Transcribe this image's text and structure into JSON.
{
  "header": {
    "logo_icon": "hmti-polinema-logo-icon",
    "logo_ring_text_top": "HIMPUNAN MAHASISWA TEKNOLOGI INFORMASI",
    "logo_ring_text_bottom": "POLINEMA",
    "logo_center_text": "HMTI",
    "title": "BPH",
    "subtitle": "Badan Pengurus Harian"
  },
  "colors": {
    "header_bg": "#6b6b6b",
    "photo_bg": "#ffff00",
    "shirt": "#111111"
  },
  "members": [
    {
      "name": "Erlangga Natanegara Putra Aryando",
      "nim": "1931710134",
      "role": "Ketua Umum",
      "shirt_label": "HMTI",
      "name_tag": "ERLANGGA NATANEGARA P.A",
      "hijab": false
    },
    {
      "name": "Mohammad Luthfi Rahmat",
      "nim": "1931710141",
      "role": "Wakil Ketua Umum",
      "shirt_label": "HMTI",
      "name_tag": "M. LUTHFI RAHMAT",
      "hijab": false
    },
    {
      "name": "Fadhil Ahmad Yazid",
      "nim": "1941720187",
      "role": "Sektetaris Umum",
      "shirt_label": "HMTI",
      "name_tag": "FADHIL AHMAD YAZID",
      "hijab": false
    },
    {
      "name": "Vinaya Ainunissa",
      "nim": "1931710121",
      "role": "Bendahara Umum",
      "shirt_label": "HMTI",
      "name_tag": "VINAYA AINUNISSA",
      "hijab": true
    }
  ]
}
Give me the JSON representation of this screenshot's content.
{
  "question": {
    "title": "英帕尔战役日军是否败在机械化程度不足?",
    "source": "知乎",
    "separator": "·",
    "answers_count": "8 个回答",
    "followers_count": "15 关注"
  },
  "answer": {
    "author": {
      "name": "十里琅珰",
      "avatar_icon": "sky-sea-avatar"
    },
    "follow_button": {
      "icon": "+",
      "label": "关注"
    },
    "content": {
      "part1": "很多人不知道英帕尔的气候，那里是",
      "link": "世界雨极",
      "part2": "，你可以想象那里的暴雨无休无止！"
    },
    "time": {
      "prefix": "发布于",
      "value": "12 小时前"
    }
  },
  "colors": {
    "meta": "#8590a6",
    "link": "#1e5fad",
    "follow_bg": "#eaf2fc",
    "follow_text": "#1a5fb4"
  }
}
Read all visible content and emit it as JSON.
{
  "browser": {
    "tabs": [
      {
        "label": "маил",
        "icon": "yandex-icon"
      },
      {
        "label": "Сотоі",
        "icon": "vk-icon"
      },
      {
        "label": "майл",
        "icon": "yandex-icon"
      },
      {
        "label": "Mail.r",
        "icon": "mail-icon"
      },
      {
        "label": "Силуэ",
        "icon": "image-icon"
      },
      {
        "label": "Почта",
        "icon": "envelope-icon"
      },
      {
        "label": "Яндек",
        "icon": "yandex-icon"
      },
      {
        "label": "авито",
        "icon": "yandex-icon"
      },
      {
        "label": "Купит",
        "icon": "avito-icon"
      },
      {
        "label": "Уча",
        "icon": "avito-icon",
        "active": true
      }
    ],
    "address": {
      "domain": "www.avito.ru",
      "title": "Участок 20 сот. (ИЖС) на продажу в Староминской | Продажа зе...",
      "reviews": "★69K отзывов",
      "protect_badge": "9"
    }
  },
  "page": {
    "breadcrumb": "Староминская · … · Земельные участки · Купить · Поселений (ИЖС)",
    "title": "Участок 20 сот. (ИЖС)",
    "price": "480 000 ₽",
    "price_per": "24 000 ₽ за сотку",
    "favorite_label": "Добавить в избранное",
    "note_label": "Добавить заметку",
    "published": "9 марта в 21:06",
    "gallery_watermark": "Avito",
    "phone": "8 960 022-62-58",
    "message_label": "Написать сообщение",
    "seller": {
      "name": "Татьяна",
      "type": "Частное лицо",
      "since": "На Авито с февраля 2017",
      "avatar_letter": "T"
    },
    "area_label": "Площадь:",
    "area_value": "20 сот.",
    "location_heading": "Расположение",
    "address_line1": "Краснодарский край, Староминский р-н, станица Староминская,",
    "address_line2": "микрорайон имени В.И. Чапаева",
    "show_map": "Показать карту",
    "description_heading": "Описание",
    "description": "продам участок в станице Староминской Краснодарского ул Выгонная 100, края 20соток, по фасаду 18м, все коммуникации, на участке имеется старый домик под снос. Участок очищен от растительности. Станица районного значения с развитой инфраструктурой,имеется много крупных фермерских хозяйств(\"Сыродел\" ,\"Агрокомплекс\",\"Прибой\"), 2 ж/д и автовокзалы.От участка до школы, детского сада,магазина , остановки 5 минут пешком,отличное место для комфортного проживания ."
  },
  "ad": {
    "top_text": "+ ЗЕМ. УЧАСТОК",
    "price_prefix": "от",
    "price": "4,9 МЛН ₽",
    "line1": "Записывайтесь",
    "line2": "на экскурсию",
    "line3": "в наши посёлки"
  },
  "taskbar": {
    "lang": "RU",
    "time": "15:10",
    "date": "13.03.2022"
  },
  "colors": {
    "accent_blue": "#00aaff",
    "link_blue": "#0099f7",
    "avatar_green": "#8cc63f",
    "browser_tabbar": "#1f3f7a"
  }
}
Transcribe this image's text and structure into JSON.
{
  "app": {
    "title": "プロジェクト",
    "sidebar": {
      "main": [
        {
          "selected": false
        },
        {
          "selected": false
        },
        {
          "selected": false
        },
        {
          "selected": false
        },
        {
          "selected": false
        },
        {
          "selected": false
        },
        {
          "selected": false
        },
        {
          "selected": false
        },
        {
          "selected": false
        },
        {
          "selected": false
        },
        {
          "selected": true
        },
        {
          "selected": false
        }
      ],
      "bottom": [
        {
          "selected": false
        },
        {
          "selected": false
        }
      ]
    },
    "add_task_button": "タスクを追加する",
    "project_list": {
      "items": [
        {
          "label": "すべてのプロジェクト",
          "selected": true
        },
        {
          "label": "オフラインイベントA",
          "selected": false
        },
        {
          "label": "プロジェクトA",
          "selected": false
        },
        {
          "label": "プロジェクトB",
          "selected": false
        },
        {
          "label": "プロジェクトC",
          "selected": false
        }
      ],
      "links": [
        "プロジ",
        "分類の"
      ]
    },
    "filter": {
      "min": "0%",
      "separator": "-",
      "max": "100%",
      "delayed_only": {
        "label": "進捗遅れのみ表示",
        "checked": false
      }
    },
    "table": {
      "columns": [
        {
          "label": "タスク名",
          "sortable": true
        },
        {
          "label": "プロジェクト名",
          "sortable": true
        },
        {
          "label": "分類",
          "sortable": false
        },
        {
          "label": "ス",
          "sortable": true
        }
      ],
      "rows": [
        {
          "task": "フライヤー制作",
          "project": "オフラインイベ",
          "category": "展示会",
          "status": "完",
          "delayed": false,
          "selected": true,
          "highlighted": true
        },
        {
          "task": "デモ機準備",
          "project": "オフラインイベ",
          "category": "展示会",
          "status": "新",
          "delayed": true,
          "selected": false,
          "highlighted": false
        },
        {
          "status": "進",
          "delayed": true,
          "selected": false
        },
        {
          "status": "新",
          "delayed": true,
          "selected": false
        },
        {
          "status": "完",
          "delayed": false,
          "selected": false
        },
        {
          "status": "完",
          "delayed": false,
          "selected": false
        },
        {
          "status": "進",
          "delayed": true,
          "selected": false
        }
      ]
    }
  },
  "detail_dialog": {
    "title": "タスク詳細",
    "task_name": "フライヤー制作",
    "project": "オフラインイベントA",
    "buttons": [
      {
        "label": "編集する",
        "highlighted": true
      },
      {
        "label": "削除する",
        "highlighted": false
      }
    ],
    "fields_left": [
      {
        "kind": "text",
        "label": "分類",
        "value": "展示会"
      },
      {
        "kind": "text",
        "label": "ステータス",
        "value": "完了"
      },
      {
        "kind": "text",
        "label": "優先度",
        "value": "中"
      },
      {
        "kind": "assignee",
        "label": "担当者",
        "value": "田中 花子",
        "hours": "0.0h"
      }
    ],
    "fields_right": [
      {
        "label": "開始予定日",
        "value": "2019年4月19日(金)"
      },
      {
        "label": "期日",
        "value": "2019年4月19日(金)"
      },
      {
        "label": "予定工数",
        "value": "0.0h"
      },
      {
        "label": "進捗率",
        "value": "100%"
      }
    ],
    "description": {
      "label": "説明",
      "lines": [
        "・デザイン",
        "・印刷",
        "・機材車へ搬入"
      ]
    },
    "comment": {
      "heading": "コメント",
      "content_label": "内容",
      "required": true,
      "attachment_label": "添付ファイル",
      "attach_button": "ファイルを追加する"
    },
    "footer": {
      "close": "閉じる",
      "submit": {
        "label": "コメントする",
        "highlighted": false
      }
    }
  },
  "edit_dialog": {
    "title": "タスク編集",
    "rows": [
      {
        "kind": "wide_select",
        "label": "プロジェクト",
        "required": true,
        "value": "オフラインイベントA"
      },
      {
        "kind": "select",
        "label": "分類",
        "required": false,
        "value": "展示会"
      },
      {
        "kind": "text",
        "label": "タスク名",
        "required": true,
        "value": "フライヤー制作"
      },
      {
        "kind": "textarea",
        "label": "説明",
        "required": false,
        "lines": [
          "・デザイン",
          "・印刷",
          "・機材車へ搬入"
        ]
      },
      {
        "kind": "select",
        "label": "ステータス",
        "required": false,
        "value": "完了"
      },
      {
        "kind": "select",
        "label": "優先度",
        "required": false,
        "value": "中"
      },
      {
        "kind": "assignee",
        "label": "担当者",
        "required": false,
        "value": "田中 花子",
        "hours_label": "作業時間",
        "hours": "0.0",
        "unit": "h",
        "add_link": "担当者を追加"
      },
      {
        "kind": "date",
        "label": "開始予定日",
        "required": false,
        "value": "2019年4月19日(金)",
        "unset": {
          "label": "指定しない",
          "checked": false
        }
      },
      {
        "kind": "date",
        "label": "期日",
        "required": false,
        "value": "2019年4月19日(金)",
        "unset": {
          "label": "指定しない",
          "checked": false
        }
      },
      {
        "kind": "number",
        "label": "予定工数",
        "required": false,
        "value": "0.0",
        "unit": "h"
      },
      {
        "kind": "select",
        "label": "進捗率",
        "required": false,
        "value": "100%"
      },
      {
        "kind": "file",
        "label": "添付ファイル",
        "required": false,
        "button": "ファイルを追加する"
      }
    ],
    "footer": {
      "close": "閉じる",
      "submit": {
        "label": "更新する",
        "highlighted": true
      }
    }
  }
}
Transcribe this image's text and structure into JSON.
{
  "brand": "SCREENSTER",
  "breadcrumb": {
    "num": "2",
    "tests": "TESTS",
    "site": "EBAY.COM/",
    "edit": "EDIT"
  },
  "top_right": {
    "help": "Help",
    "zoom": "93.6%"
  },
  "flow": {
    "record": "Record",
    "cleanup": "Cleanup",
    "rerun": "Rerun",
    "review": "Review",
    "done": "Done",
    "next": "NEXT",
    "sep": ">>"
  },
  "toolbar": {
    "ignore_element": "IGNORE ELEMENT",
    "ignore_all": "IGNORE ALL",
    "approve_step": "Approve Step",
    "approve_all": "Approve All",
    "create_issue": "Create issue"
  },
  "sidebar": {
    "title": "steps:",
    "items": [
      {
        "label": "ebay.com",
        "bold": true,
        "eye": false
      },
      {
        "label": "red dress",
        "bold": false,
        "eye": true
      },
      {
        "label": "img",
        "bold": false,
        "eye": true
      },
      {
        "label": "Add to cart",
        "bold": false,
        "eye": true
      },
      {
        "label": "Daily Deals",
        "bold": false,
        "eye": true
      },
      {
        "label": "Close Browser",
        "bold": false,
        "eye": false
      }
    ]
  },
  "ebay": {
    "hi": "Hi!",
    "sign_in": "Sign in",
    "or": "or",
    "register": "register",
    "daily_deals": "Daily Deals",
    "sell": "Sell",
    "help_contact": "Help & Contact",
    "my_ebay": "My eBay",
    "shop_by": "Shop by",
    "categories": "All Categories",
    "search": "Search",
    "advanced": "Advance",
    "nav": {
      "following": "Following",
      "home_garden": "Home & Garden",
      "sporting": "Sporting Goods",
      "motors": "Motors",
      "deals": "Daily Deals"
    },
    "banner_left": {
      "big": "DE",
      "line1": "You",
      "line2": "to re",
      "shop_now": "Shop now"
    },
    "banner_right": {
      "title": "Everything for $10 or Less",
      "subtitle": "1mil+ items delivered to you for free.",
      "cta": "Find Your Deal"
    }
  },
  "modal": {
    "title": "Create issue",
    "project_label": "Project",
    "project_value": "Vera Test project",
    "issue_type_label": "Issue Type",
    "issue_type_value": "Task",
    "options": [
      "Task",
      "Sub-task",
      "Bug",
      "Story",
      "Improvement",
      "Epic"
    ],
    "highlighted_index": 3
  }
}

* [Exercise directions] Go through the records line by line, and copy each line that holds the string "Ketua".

* [Problem solution]
      "role": "Ketua Umum",
      "role": "Wakil Ketua Umum",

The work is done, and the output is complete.